(Record excerpts)

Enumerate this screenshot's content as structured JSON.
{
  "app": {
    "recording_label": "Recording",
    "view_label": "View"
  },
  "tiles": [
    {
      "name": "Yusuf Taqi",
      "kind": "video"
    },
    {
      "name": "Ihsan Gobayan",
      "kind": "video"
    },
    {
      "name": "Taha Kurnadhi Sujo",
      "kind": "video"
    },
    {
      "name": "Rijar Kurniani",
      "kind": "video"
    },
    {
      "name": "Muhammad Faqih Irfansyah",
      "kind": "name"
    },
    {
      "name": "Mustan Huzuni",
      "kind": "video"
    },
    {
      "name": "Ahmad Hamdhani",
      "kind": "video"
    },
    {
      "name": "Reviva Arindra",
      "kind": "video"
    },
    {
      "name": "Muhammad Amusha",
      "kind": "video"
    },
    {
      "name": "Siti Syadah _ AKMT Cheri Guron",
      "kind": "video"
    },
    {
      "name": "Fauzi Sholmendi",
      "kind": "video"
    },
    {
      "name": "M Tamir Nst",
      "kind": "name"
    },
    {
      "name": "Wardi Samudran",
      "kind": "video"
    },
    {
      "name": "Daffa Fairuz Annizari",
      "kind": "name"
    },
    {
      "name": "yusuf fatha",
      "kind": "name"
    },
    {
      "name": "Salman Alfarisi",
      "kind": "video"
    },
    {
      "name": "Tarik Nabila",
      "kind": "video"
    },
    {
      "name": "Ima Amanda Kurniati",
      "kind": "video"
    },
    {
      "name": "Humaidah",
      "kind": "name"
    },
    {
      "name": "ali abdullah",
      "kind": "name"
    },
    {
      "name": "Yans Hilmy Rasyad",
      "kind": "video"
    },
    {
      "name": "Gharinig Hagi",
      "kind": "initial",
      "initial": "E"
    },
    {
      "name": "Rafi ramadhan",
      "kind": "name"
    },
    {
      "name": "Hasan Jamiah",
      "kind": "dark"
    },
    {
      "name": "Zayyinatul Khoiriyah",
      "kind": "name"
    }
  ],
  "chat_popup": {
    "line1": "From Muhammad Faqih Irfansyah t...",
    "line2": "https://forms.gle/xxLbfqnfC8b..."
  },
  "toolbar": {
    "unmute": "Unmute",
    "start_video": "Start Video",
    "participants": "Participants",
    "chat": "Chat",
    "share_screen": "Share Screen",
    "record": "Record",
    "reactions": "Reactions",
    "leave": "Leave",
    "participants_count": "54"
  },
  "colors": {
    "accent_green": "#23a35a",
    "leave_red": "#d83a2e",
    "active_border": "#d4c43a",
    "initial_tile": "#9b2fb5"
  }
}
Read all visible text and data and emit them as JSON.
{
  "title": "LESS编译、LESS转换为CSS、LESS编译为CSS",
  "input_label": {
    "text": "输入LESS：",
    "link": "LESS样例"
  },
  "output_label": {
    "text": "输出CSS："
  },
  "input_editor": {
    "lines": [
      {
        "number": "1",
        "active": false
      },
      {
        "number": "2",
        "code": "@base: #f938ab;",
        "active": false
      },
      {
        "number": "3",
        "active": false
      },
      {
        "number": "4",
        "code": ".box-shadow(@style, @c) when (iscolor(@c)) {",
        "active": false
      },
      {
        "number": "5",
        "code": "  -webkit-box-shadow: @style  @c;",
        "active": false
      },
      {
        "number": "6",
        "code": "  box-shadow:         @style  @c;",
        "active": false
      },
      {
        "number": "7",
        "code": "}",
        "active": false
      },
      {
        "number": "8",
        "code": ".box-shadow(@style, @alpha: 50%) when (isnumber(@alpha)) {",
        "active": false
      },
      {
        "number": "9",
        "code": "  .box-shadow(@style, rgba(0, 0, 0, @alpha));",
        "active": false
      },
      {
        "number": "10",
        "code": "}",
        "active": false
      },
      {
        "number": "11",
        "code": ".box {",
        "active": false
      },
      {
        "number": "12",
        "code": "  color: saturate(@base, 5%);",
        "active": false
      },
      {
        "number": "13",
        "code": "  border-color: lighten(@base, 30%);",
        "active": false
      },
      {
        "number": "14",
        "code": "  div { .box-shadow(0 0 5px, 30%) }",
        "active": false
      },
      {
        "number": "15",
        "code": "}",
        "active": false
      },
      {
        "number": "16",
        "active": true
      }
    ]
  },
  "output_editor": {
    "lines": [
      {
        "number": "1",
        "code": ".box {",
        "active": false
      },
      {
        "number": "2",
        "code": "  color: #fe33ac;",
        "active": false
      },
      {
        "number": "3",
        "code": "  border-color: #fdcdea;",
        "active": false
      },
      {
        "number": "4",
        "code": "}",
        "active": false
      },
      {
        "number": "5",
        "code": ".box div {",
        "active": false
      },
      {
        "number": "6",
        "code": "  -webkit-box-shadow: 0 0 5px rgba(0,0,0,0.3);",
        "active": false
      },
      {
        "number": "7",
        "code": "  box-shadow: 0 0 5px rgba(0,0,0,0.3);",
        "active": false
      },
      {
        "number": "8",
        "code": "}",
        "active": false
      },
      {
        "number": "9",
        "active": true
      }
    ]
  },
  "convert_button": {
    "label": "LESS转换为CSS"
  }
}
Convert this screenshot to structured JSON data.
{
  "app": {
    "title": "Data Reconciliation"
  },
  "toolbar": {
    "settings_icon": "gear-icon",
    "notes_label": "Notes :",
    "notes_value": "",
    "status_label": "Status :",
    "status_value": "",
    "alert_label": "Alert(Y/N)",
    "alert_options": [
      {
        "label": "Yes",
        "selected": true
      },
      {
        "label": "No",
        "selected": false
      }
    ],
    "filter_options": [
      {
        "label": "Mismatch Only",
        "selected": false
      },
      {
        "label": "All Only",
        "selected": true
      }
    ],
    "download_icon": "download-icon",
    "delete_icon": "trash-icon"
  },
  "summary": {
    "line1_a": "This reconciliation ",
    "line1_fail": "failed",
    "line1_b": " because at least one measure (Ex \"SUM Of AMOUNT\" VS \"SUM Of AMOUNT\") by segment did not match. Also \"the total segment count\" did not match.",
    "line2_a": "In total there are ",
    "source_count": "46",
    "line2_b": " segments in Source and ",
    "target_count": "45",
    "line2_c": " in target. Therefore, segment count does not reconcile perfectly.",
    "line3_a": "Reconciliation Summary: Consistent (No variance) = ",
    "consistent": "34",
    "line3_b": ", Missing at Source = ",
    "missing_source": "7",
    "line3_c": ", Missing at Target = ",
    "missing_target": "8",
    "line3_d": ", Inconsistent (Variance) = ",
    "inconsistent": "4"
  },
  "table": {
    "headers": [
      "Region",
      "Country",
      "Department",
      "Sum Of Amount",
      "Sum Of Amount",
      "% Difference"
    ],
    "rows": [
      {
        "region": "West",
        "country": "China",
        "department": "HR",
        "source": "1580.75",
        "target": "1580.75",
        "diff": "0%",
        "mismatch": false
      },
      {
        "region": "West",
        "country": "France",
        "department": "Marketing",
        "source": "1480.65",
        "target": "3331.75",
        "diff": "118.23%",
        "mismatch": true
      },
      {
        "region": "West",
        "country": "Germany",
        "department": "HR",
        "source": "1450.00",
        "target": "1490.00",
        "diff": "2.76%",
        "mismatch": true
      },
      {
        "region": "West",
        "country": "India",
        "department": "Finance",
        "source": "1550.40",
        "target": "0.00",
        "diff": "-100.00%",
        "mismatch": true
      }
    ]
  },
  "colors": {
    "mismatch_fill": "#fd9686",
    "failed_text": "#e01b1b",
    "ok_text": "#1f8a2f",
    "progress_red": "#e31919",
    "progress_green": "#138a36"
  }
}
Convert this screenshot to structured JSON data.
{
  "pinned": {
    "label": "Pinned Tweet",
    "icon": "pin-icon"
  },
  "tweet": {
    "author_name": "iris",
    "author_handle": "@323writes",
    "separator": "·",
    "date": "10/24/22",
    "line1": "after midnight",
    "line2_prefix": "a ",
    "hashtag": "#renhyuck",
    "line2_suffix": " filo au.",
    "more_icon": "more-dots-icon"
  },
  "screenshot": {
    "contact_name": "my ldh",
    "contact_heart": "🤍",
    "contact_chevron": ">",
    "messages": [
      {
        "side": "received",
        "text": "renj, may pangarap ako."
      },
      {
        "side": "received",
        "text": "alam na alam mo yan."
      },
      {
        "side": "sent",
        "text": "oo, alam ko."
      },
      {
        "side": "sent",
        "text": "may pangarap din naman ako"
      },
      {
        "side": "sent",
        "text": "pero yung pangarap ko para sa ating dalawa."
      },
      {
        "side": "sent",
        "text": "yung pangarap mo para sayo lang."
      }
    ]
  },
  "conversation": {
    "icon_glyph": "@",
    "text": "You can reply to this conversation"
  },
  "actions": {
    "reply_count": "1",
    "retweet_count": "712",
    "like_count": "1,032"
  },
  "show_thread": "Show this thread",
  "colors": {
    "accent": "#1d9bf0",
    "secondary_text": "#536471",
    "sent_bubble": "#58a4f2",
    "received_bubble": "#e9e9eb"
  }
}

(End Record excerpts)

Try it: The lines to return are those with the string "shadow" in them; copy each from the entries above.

Result of the exercise:
        "code": ".box-shadow(@style, @c) when (iscolor(@c)) {",
        "code": "  -webkit-box-shadow: @style  @c;",
        "code": "  box-shadow:         @style  @c;",
        "code": ".box-shadow(@style, @alpha: 50%) when (isnumber(@alpha)) {",
        "code": "  .box-shadow(@style, rgba(0, 0, 0, @alpha));",
        "code": "  div { .box-shadow(0 0 5px, 30%) }",
        "code": "  -webkit-box-shadow: 0 0 5px rgba(0,0,0,0.3);",
        "code": "  box-shadow: 0 0 5px rgba(0,0,0,0.3);",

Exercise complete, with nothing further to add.